Missed the 2018 Performance Networks Seminar and wished you were there? No need to panic. We give you a round-up of this year’s speakers, forums and topics.
Data intelligence has become an integral part of service delivery. Therefore, the place to be for those who work in frontline services was beside the seaside at the Performance Networks Seminar 2018. The working seminar is an essential part of the performance networks timetable, and remains an invaluable shared learning experience for councils facing financial uncertainty.
On the morning of 6 December, delegates from across the UK arrived en masse at the Grand Hotel in Blackpool. There they enjoyed two days of expert insight from thought-leaders in local government, and were offered an opportunity to share best practice with fellow delegates.
On the first day of the seminar, delegates heard from various highprofile keynote speakers discussing the ways council services can leverage their data to demonstrate competitiveness and improve performance. In the afternoon, delegates could attend one of six informative and engaging forums and then one of twelve servicespecific workshops. The forums and workshops allowed delegates to discuss issues of local concern and develop solutions with colleagues through problem solving surgeries.
Using performance intelligence at a local level
Opening the seminar Adrian Phillips, Interim Chief Executive of Preston Council, explored the impact of austerity in places like Preston that have lost significant sums of money. However, through a mixture of innovation and pragmatism, the Council has created positive results for local communities. Adrian also paid tribute to the frontline workers on the ground who deliver the services which really matter to local communities, adapting and changing to meet the emerging needs of their local residents in spite of the financial pressures.

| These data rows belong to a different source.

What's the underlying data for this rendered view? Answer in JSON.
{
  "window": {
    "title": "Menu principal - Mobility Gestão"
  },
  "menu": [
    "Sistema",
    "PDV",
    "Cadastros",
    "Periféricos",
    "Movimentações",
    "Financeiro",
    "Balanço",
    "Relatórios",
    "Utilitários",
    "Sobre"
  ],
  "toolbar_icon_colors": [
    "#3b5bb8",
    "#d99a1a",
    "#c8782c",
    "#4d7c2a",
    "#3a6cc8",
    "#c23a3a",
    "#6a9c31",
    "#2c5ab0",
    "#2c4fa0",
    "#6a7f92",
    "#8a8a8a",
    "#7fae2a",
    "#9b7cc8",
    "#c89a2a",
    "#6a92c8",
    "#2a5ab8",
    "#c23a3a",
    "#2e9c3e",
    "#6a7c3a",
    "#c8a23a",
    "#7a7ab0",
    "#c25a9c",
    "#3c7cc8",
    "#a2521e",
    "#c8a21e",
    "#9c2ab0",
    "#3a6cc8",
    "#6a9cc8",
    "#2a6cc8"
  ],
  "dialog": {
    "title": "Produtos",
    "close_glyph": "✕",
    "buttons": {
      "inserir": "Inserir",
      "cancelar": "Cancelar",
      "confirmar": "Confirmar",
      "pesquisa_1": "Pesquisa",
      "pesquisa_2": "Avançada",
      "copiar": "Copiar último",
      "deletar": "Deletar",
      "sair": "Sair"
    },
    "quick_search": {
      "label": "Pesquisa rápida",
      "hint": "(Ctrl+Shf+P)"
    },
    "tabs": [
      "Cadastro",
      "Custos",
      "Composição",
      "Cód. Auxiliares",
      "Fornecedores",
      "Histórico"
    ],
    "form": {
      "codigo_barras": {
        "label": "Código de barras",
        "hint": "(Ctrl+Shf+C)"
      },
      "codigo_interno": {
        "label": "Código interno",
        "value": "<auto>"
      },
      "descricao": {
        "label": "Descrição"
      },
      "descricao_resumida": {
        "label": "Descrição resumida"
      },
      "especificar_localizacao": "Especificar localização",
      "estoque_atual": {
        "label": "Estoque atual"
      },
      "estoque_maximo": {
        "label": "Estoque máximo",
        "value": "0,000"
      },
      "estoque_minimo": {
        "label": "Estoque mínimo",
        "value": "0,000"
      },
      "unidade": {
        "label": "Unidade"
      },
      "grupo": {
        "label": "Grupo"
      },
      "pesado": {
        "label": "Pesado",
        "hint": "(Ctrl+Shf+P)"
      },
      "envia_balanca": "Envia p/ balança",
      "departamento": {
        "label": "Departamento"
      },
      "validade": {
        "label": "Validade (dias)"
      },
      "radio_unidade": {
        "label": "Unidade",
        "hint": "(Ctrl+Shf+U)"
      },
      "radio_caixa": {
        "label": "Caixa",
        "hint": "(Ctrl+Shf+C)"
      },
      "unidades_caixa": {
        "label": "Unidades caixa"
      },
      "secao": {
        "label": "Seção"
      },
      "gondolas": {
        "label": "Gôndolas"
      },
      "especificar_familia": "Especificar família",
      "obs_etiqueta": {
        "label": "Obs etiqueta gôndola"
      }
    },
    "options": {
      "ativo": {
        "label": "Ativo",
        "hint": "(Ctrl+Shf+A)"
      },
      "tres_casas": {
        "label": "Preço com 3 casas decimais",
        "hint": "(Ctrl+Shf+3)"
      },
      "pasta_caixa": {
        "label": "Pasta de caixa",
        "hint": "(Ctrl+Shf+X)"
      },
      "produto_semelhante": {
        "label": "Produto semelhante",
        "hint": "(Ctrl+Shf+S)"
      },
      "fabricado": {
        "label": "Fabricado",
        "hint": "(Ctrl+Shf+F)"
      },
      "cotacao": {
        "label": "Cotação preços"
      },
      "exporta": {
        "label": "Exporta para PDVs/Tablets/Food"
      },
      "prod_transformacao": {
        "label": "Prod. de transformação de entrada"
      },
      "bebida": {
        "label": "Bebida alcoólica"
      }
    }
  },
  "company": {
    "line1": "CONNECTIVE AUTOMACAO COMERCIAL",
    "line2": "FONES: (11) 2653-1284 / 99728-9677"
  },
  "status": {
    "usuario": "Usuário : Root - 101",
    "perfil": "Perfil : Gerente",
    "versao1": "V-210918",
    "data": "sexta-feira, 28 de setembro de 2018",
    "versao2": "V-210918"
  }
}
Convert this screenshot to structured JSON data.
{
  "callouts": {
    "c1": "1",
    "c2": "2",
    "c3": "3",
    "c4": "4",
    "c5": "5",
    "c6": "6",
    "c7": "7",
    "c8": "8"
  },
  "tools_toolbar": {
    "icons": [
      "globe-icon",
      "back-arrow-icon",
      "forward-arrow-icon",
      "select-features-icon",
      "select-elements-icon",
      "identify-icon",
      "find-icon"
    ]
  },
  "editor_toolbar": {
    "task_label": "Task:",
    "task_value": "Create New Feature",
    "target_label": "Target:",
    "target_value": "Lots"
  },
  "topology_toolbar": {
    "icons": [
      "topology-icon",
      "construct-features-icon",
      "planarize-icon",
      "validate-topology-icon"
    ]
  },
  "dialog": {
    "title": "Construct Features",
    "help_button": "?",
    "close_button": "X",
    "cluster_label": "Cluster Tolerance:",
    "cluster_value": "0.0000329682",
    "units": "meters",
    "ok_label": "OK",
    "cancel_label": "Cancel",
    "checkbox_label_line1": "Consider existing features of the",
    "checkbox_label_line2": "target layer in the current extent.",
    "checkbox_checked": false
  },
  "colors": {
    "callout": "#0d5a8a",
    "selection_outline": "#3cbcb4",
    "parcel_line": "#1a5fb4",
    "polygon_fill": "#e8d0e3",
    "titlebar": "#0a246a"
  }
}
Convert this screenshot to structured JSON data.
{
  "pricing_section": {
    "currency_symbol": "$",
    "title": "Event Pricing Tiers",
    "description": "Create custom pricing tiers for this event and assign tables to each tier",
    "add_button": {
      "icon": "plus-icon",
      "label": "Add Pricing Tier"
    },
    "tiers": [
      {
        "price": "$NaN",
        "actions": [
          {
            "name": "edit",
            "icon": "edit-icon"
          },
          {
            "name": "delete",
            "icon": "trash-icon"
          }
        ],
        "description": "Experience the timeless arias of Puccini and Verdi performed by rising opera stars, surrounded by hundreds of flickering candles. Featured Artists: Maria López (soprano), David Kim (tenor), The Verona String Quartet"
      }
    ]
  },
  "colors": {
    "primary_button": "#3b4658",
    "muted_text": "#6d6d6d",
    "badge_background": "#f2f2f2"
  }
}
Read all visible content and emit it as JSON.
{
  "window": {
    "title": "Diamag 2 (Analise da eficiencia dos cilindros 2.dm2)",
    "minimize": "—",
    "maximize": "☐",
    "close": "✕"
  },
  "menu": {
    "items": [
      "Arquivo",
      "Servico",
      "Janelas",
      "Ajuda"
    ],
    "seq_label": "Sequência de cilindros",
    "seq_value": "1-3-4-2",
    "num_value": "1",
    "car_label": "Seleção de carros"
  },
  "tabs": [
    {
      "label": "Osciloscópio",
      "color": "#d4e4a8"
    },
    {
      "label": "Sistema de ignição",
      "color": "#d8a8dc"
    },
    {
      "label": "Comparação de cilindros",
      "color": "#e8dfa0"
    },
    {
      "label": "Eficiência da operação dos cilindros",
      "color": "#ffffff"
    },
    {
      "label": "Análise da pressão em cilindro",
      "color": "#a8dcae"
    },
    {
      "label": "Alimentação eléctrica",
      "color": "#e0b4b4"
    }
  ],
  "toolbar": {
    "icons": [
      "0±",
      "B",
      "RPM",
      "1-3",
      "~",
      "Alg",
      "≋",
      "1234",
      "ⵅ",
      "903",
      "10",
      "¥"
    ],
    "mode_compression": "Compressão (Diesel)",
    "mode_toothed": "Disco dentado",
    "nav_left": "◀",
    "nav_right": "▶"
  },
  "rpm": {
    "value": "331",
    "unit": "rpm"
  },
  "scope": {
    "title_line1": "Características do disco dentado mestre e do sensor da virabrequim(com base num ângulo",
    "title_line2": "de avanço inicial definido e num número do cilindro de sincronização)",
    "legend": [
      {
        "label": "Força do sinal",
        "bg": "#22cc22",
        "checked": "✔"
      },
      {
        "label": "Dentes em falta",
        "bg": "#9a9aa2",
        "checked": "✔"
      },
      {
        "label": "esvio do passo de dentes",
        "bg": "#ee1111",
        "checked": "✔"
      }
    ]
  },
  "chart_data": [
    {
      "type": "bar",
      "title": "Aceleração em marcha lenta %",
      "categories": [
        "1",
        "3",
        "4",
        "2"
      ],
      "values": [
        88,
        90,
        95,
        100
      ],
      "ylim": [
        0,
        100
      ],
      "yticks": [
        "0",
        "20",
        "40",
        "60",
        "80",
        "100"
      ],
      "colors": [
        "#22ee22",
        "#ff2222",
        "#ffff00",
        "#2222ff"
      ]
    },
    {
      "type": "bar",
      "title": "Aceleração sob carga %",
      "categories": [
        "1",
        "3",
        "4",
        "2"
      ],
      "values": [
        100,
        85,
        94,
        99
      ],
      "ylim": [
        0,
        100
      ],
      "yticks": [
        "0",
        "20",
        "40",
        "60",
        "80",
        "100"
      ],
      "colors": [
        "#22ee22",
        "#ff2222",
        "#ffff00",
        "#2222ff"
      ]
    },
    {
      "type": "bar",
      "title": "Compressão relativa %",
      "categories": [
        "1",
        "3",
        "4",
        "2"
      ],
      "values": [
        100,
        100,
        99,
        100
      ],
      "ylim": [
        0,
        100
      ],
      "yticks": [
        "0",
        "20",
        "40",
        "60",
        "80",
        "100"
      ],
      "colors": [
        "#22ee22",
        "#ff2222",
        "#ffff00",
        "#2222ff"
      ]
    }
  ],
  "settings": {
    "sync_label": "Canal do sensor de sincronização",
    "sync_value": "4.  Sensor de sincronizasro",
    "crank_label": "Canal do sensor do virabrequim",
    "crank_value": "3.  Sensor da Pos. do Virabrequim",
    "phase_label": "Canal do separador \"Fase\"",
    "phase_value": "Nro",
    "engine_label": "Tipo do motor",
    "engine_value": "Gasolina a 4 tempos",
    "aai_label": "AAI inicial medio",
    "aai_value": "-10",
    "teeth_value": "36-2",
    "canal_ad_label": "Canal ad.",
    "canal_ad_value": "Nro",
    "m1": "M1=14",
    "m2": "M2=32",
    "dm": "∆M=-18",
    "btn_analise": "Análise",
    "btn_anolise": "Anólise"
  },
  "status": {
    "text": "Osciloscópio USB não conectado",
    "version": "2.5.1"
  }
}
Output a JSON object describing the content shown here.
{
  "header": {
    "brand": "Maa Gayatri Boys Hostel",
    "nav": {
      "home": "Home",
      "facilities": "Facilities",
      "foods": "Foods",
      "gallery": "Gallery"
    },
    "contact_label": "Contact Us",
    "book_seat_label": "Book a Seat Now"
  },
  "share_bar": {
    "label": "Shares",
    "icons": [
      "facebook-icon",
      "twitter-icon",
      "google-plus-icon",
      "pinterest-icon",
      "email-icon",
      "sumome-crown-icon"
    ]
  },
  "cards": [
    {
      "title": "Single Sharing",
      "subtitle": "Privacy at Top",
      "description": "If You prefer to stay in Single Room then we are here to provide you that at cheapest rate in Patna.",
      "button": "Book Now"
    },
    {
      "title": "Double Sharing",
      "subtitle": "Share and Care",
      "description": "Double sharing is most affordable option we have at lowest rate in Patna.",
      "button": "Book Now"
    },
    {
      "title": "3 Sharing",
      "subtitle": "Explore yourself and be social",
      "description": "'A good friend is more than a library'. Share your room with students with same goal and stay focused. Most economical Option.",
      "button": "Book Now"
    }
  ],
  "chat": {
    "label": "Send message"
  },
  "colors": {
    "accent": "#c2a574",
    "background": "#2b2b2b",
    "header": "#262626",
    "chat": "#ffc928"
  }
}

Adrian Phillips, Interim Chief Executive of Preston Council, addressing delegates.
How are frontline services performing
Paul Smith of Survation followed on from this theme of residents in sharing the results of the APSE / Survation 2018 public opinion survey. Paul explained that some of the key highlights from the report were that four times as many still trust the local council over the Government to make decisions about how services are delivered in local areas; six times as many trust local Councillors over Government ministers to make decision about their local area and four and half times as many trusted Councils to provide services in their local area over a private company, with people trusting the council five times more than the Government. Interestingly Mr Smith also said that 80% of the public would like the Government to give more money to local councils to spend at the local level for services that are in their neighbourhood. This shows there is huge support amongst the public for those neighbourhood level services that councils deliver on a daily basis to residents.
Survation’s Paul Smith shares the results from the latest APSE and Survation public opinion survey
Maintaining or improving performance?
APSE’s Debbie Johns was up next to provide a picture of performance within the UK from the data sets in performance networks. Debbie opened her address by noting how UK local government spending as a share of GDP, already below the 1979-2014 minimum, is projected to go on falling to 2020.
How has this reduction in spend been reflected in performance networks data on neighbourhood services?
In terms of the direction of travel for frontline services, Debbie explored a variety of data over different service areas and shared her findings. For example in areas like Parks key productivity indicators like the numbers of hectares maintained per FTE front line employee has shown a 30% increase since 12/13; whilst in one sense this is a positive outcome it also reflects reduced staffing numbers, and changes to the services due to budget pressures. In sports and leisure services, for both wet and dry facilities, operational recovery ratios have improved over the period. This appears to demonstrate a much more commercial mind-set in the sector where ancillary sales and returning customers are of increasing importance to council facilities.
In areas like refuse collection the ongoing pressure to reduce landfill and increase recycling is shown in a positive picture for the sector. The percentage of residual household waste going to landfill each year has seen a reduction of 27% since 2009/2010. However, Debbie warned to continue this achievement it is likely that new investment would be needed in both collection methods and waste disposal plants. This was, she argued, vital to address environmental concerns. There was also a theme to emerge in the street lighting sector where the increase in LED lighting has led to both a reduction in CO2 emissions of 36%, and significant cost reduction in energy costs per light reducing by 11% from 2012/2013.
Debbie then updated delegates as to the progress being made by the Performance Networks Service in expanding its influence, launching new projects and improving user-experience.